Dataset records
------------------------------------------------------------------------

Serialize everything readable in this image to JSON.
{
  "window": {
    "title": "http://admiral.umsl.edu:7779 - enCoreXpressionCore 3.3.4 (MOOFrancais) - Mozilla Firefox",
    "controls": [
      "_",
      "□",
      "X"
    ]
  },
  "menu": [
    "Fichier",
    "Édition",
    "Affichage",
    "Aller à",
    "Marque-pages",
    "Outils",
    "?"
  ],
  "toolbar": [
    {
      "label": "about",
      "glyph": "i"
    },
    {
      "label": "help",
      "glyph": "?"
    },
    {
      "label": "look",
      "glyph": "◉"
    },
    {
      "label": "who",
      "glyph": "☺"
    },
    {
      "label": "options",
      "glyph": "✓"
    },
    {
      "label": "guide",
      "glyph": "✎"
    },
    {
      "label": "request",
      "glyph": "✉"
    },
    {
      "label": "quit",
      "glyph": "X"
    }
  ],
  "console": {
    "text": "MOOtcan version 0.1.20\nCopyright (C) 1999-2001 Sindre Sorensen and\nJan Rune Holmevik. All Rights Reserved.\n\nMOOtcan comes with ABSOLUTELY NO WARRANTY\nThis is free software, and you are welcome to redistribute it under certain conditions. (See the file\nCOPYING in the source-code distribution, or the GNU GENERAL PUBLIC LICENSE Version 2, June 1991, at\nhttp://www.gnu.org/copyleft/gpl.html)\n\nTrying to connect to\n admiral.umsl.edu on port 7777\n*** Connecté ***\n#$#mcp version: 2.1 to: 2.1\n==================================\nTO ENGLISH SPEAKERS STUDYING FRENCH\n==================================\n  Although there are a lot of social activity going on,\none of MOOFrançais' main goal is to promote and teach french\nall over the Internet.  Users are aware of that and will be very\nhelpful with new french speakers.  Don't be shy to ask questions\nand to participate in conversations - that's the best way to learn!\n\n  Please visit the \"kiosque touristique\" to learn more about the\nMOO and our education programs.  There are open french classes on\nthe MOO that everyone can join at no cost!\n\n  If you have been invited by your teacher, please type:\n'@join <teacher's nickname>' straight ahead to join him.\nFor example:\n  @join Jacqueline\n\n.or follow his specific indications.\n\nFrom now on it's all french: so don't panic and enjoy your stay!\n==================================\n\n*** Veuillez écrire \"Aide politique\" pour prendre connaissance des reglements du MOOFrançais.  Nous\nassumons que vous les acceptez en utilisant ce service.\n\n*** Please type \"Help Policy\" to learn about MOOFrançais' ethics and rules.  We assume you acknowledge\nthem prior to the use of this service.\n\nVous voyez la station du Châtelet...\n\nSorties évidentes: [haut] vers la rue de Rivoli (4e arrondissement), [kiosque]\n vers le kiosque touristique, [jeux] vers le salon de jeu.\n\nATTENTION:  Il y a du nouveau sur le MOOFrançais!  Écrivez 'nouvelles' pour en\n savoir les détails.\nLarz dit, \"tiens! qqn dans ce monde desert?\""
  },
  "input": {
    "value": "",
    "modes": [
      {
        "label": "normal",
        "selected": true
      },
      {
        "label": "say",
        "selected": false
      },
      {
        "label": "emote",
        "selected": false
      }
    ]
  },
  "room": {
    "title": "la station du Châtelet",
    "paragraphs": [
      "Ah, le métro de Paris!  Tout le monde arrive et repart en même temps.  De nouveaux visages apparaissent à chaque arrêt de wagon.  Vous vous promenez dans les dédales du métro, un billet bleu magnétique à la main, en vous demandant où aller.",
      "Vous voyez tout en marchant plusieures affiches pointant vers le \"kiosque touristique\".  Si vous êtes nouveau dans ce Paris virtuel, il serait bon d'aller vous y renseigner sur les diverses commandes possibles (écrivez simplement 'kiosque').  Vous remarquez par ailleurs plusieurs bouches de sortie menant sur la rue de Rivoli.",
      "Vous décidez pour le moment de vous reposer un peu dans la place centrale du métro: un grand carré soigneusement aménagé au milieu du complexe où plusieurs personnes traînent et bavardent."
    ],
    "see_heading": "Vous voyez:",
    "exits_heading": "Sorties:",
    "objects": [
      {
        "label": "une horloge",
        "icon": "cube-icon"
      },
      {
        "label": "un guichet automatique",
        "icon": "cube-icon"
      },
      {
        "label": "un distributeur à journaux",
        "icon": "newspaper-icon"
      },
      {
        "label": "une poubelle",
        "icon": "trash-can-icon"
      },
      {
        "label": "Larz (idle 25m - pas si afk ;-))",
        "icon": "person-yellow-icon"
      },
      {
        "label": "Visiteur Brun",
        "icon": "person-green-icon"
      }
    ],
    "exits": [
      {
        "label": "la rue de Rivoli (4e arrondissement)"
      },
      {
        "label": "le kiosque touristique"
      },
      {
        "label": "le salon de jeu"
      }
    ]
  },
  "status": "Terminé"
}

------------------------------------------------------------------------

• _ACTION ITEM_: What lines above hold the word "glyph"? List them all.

• _SOLUTION BELOW_:
      "glyph": "i"
      "glyph": "?"
      "glyph": "◉"
      "glyph": "☺"
      "glyph": "✓"
      "glyph": "✎"
      "glyph": "✉"
      "glyph": "X"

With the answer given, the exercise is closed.